When Congress failed to stop the sequester in the spring, Washington braced itself for a terrible summer.
The White House canceled tours. The National Park Service cut back its staff on the Mall. The National Archives and the National Arboretum cut their hours. The Smithsonian closed rooms in its museums.
Lawmakers predicted public outcry and a devastating blow to Washington's summer tourist season.
And then ... it didn't happen.
Despite all the dire warnings of doomsday scenarios, Washington is enjoying a banner year for tourism.
Visitors to the District and its many museums and monuments are up. According to Destination DC, the tourism branch of the D.C. government, hotel occupancy for the first week of August was up 9.2 percent over last year. People are spending more money on hotels, as well, with the daily rate for stays up 1.5 percent to $156.42 per night. The city is also hosting more business meetings and people are staying longer.
At the Smithsonian museums, there have been slightly more visitors in the period this year between January and July then there were the same time last year—20.6 million visitors compared with 20.4 million.
So, why didn't the doom and gloom come to pass?
Part of it has to do with how different entities dealt with the cut.
Take the Smithsonian. It had to cut $41 million from its budget this year. It was able to hide most of the cuts from the public by reducing staff travel, activities, training, and hours, closing only three small aspects of its many museums in Washington: one portion of the third floor of the Hirshhorn Museum, one room in the Castle that holds some exhibits, and one room in the National Museum of African Art.
"Our visitors wouldn't cancel a trip to Washington, of which Smithsonian is a big part, because a part of one exhibit they never heard of was closed," Smithsonian spokeswoman Linda St. Thomas said. "We did almost everything through administrative cuts that the public wouldn't notice."
Over at the White House, the administration decided to cancel tours because of cuts to the Secret Service—a necessary move, according to officials; a political move, according to critics. But only 3 percent of the 18 million people who visit Washington every year actually go the White House.
Another reason the cuts haven't had as large of an impact has to do with the District itself. "People are still coming here because there's so much to see and other places for them to spend money," said Barbara Lang, president and CEO of the District of Columbia Chamber of Commerce. She operates a tourist center near Chinatown, where she said she directs people not only to the Mall, but also to sites elsewhere in the District like the U Street and H Street neighborhoods, or specific places like the Spy Museum or Madame Tussaud's.
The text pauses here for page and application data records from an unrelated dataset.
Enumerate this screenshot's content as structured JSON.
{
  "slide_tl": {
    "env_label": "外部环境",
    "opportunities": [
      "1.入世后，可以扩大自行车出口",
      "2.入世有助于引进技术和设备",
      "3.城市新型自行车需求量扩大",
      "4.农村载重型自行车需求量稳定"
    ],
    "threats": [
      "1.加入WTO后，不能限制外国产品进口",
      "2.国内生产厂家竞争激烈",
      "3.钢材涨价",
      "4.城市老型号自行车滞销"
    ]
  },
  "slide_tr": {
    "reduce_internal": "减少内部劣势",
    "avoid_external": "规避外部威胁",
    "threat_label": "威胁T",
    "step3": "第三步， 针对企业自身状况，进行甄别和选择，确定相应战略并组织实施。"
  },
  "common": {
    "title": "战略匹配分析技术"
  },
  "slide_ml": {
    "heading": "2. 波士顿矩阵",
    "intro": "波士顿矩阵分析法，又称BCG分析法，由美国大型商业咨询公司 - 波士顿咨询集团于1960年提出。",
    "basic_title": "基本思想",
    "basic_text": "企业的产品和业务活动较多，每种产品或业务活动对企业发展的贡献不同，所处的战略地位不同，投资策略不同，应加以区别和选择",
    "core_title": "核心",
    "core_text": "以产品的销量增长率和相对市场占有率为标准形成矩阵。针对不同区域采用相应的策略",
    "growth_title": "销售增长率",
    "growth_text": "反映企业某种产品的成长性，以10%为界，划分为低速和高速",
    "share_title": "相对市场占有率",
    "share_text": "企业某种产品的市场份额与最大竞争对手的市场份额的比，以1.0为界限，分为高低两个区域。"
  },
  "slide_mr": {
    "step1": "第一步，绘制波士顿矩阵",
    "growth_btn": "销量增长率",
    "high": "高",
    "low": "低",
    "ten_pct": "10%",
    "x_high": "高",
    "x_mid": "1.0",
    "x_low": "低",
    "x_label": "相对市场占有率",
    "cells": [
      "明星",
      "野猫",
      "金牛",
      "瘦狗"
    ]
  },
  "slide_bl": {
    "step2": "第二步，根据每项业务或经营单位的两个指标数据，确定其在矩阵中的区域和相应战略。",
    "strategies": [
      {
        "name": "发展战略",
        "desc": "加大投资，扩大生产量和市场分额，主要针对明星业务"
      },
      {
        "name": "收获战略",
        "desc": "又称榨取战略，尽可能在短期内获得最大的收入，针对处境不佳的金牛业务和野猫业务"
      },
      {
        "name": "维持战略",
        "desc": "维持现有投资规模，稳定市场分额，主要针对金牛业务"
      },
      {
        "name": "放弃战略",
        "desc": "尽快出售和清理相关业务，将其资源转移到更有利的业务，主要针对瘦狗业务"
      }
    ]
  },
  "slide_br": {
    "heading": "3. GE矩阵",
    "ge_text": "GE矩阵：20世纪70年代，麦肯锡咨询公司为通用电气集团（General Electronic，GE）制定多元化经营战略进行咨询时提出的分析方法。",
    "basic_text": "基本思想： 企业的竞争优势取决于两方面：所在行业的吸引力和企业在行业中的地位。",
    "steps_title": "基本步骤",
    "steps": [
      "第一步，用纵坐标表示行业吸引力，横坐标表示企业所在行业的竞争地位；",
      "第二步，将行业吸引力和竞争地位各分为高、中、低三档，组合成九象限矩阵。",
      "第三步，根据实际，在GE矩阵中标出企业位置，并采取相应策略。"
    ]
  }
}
Over at the D.C. government, officials are attempting to attract businesses and organizations to hold meetings and conferences. The federal government may be the largest employer in the District. But hospitality is second. "We do know that there is an extraordinary effort on the part of the city to book smaller meetings in what would be considered an off-peak time," said Destination DC spokeswoman Kate Gibbs. "This is a season where usually meetings are few and far between."
And, of course, there's the improving—albeit slowly—economy.
Visitors aren't even mentioning sequestration among their concerns for Washington, said Lang. She says the only sequester-related complaints she receives are about long lines at the airports stemming from cuts at the Transportation Security Administration.
However, these officials warn that while the summer tourism season has been strong, people should still be worried about the damaging effects sequestration might have in the long term. If Congress and the White House can't agree on a budget in the fall, the cuts could continue—and the District may not be able to hide their effects from the public much longer.
St. Thomas cautions that a full fiscal year would have required a $65 million cut for Smithsonian. "Obviously, the higher the cut, the more it is for us to not affect anything the public does," she said. "We're not going to start charging admission or anything."
As tourism season nears its close in Washington, so begins the season for business travelers. And the District relies heavily on this commerce. But if Congress can't get past sequestration, or even heads toward a government shutdown, that could effect business travel. "If they're not coming here to do the business of the government, then that becomes a problem," said Lang.
In any event, Lang said it's too soon to celebrate.
"I'm not sure that the impact of what everybody was scared about sequestration has come to pass yet," Lang said. "I think that it's coming, but I don't think it's happened as fast as everybody had originally thought."
We want to hear what you think about this article. Submit a letter to the editor or write to firstname.lastname@example.org.